(Extracted data entries)

-----

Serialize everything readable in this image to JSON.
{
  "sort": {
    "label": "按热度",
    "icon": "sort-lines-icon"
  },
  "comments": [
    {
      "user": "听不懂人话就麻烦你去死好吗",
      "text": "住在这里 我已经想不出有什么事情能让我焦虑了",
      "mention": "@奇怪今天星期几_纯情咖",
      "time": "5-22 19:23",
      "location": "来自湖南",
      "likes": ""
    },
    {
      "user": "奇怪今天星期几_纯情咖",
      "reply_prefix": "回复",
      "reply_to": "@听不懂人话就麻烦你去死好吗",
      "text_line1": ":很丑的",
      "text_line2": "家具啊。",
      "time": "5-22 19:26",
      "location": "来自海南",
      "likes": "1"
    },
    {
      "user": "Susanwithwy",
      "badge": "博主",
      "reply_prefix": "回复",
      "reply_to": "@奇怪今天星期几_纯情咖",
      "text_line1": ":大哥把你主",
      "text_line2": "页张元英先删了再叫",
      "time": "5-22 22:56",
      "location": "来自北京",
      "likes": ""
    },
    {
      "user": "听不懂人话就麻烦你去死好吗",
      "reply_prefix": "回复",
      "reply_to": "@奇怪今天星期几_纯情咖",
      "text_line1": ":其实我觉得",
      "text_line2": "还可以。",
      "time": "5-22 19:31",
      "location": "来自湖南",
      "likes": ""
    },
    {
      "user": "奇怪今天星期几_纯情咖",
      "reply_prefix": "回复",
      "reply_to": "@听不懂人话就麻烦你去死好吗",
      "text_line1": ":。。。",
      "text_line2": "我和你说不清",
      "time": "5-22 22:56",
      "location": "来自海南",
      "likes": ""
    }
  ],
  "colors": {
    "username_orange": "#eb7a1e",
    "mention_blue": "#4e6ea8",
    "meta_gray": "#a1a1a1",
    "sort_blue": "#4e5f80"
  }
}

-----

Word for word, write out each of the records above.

Serialize everything readable in this image to JSON.
{
  "sort": {
    "label": "按热度",
    "icon": "sort-lines-icon"
  },
  "comments": [
    {
      "user": "听不懂人话就麻烦你去死好吗",
      "text": "住在这里 我已经想不出有什么事情能让我焦虑了",
      "mention": "@奇怪今天星期几_纯情咖",
      "time": "5-22 19:23",
      "location": "来自湖南",
      "likes": ""
    },
    {
      "user": "奇怪今天星期几_纯情咖",
      "reply_prefix": "回复",
      "reply_to": "@听不懂人话就麻烦你去死好吗",
      "text_line1": ":很丑的",
      "text_line2": "家具啊。",
      "time": "5-22 19:26",
      "location": "来自海南",
      "likes": "1"
    },
    {
      "user": "Susanwithwy",
      "badge": "博主",
      "reply_prefix": "回复",
      "reply_to": "@奇怪今天星期几_纯情咖",
      "text_line1": ":大哥把你主",
      "text_line2": "页张元英先删了再叫",
      "time": "5-22 22:56",
      "location": "来自北京",
      "likes": ""
    },
    {
      "user": "听不懂人话就麻烦你去死好吗",
      "reply_prefix": "回复",
      "reply_to": "@奇怪今天星期几_纯情咖",
      "text_line1": ":其实我觉得",
      "text_line2": "还可以。",
      "time": "5-22 19:31",
      "location": "来自湖南",
      "likes": ""
    },
    {
      "user": "奇怪今天星期几_纯情咖",
      "reply_prefix": "回复",
      "reply_to": "@听不懂人话就麻烦你去死好吗",
      "text_line1": ":。。。",
      "text_line2": "我和你说不清",
      "time": "5-22 22:56",
      "location": "来自海南",
      "likes": ""
    }
  ],
  "colors": {
    "username_orange": "#eb7a1e",
    "mention_blue": "#4e6ea8",
    "meta_gray": "#a1a1a1",
    "sort_blue": "#4e5f80"
  }
}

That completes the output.